INSTRUCTIONS TO FOLLOW: All that is needed is every line of the listing below that has "this".

***

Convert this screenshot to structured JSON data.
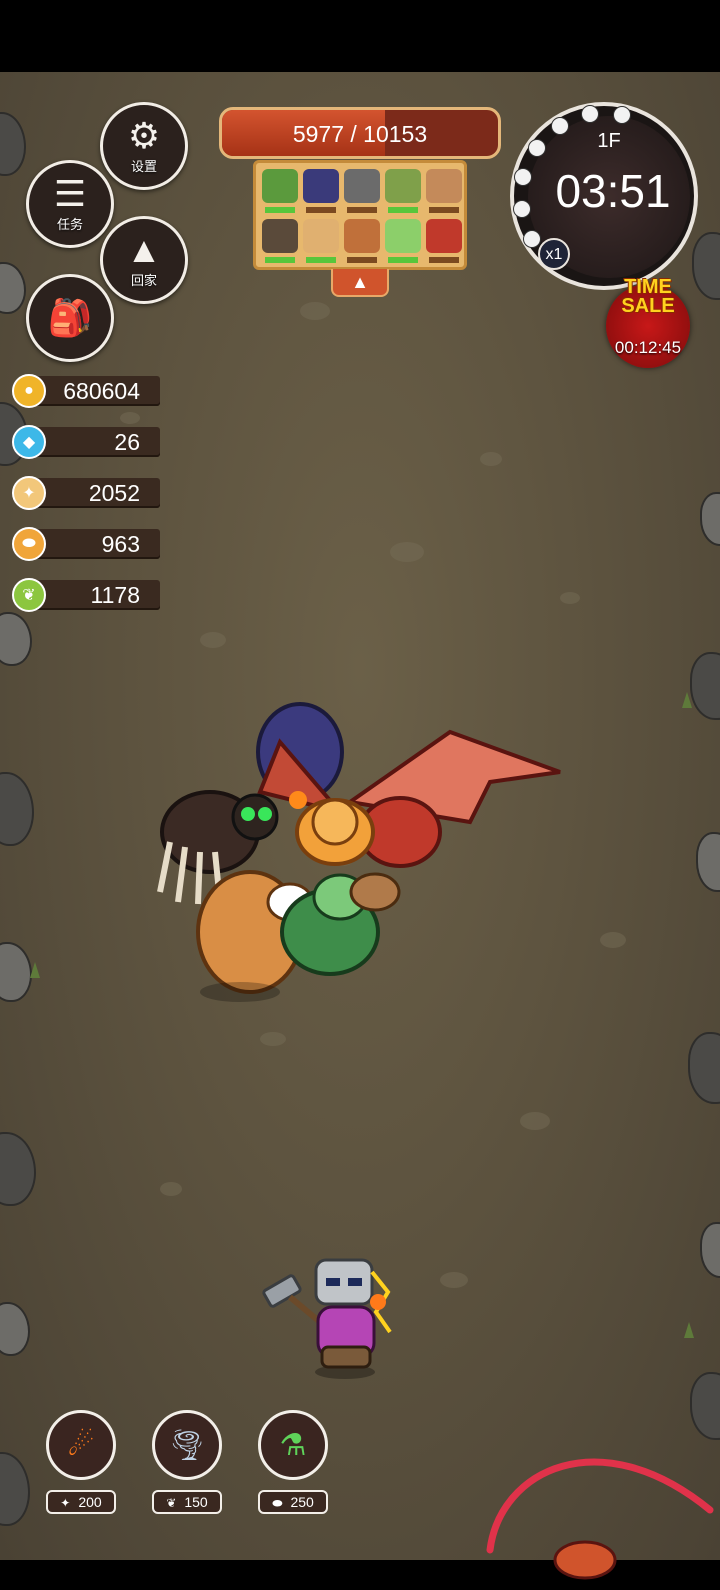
{
  "menu": {
    "settings_label": "设置",
    "tasks_label": "任务",
    "home_label": "回家",
    "icons": {
      "settings": "gear-icon",
      "tasks": "checklist-icon",
      "home": "mountain-icon",
      "bag": "backpack-icon"
    }
  },
  "boss": {
    "hp_text": "5977 / 10153",
    "hp_fraction": 0.589
  },
  "roster": {
    "members": [
      {
        "name": "frog",
        "color": "#5b9a3d",
        "hp": 1.0
      },
      {
        "name": "dragon-blue",
        "color": "#3a3a7a",
        "hp": 0.0
      },
      {
        "name": "rhino",
        "color": "#6b6b6b",
        "hp": 0.0
      },
      {
        "name": "lizard",
        "color": "#7fa04a",
        "hp": 1.0
      },
      {
        "name": "monkey",
        "color": "#c48a5a",
        "hp": 0.0
      },
      {
        "name": "spider",
        "color": "#5a4a3a",
        "hp": 1.0
      },
      {
        "name": "lion",
        "color": "#e0b070",
        "hp": 1.0
      },
      {
        "name": "wolf",
        "color": "#c0703a",
        "hp": 0.0
      },
      {
        "name": "mantis",
        "color": "#8ccf6a",
        "hp": 1.0
      },
      {
        "name": "dragon-red",
        "color": "#c0392b",
        "hp": 0.0
      }
    ],
    "toggle_icon": "▲"
  },
  "timer": {
    "floor": "1F",
    "time": "03:51",
    "speed": "x1"
  },
  "sale": {
    "title_line1": "TIME",
    "title_line2": "SALE",
    "countdown": "00:12:45"
  },
  "resources": [
    {
      "id": "gold",
      "value": "680604",
      "color": "#f0b429",
      "icon": "coin-icon"
    },
    {
      "id": "gem",
      "value": "26",
      "color": "#3db8e8",
      "icon": "gem-icon"
    },
    {
      "id": "bone",
      "value": "2052",
      "color": "#f2c77a",
      "icon": "bone-icon"
    },
    {
      "id": "pill",
      "value": "963",
      "color": "#f0a53a",
      "icon": "capsule-icon"
    },
    {
      "id": "herb",
      "value": "1178",
      "color": "#8cc63f",
      "icon": "herb-icon"
    }
  ],
  "skills": [
    {
      "id": "meteor",
      "icon": "meteor-icon",
      "cost": "200",
      "cost_icon": "bone-icon"
    },
    {
      "id": "tornado",
      "icon": "tornado-icon",
      "cost": "150",
      "cost_icon": "herb-icon"
    },
    {
      "id": "potion",
      "icon": "potion-icon",
      "cost": "250",
      "cost_icon": "capsule-icon"
    }
  ]
}
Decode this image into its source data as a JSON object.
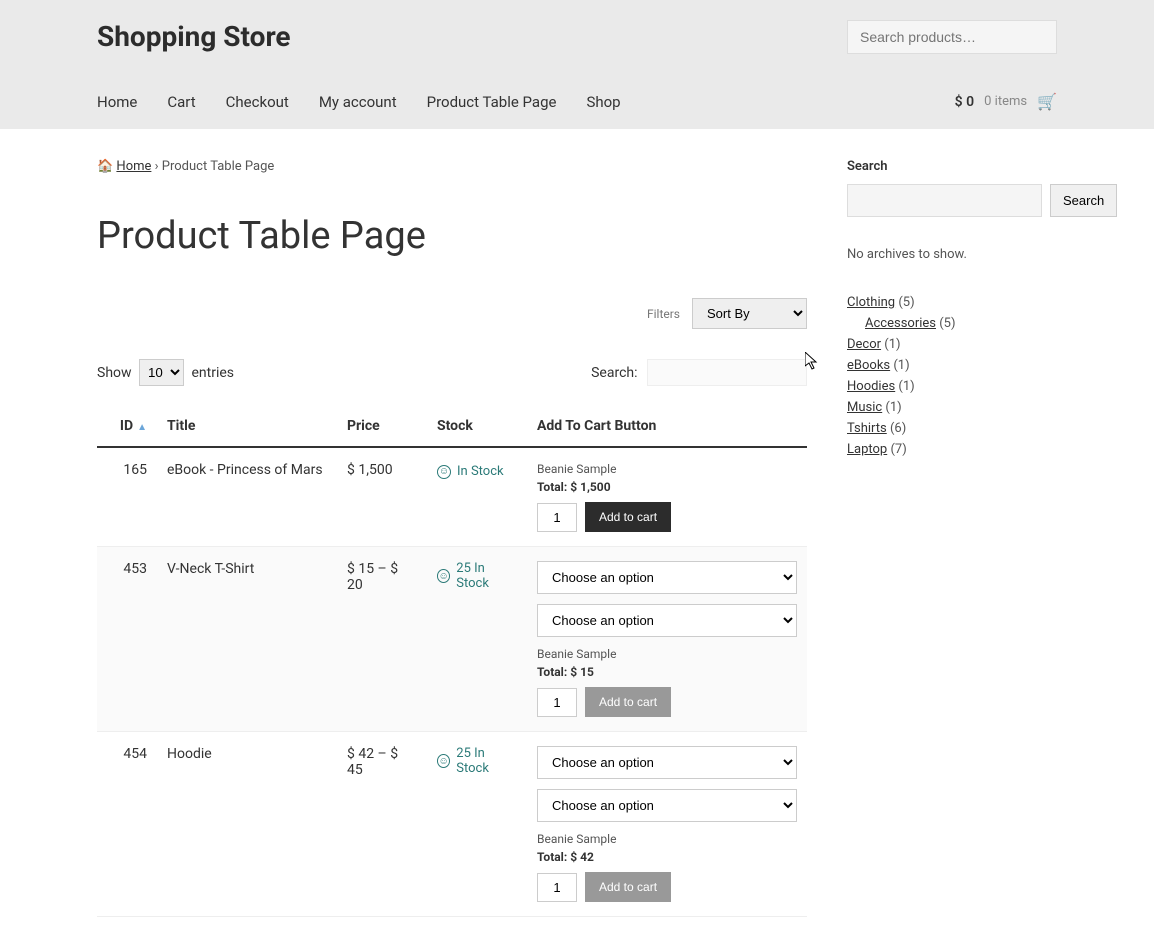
{
  "site_title": "Shopping Store",
  "search_placeholder": "Search products…",
  "nav": [
    "Home",
    "Cart",
    "Checkout",
    "My account",
    "Product Table Page",
    "Shop"
  ],
  "cart": {
    "amount": "$ 0",
    "items": "0 items"
  },
  "breadcrumb": {
    "home": "Home",
    "current": "Product Table Page"
  },
  "page_title": "Product Table Page",
  "filters_label": "Filters",
  "sort_by": "Sort By",
  "show_label_pre": "Show",
  "show_label_post": "entries",
  "show_value": "10",
  "table_search_label": "Search:",
  "columns": {
    "id": "ID",
    "title": "Title",
    "price": "Price",
    "stock": "Stock",
    "add": "Add To Cart Button"
  },
  "rows": [
    {
      "id": "165",
      "title": "eBook - Princess of Mars",
      "price": "$ 1,500",
      "stock": "In Stock",
      "options": [],
      "beanie": "Beanie Sample",
      "total": "Total: $ 1,500",
      "qty": "1",
      "btn": "Add to cart",
      "btn_disabled": false
    },
    {
      "id": "453",
      "title": "V-Neck T-Shirt",
      "price": "$ 15 – $ 20",
      "stock": "25 In Stock",
      "options": [
        "Choose an option",
        "Choose an option"
      ],
      "beanie": "Beanie Sample",
      "total": "Total: $ 15",
      "qty": "1",
      "btn": "Add to cart",
      "btn_disabled": true
    },
    {
      "id": "454",
      "title": "Hoodie",
      "price": "$ 42 – $ 45",
      "stock": "25 In Stock",
      "options": [
        "Choose an option",
        "Choose an option"
      ],
      "beanie": "Beanie Sample",
      "total": "Total: $ 42",
      "qty": "1",
      "btn": "Add to cart",
      "btn_disabled": true
    }
  ],
  "sidebar": {
    "search_label": "Search",
    "search_btn": "Search",
    "no_archives": "No archives to show.",
    "categories": [
      {
        "name": "Clothing",
        "count": "(5)",
        "indent": false
      },
      {
        "name": "Accessories",
        "count": "(5)",
        "indent": true
      },
      {
        "name": "Decor",
        "count": "(1)",
        "indent": false
      },
      {
        "name": "eBooks",
        "count": "(1)",
        "indent": false
      },
      {
        "name": "Hoodies",
        "count": "(1)",
        "indent": false
      },
      {
        "name": "Music",
        "count": "(1)",
        "indent": false
      },
      {
        "name": "Tshirts",
        "count": "(6)",
        "indent": false
      },
      {
        "name": "Laptop",
        "count": "(7)",
        "indent": false
      }
    ]
  }
}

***

ANSWER BOX:
Convert this screenshot to structured JSON data.
Decode this image into its source data as a JSON object.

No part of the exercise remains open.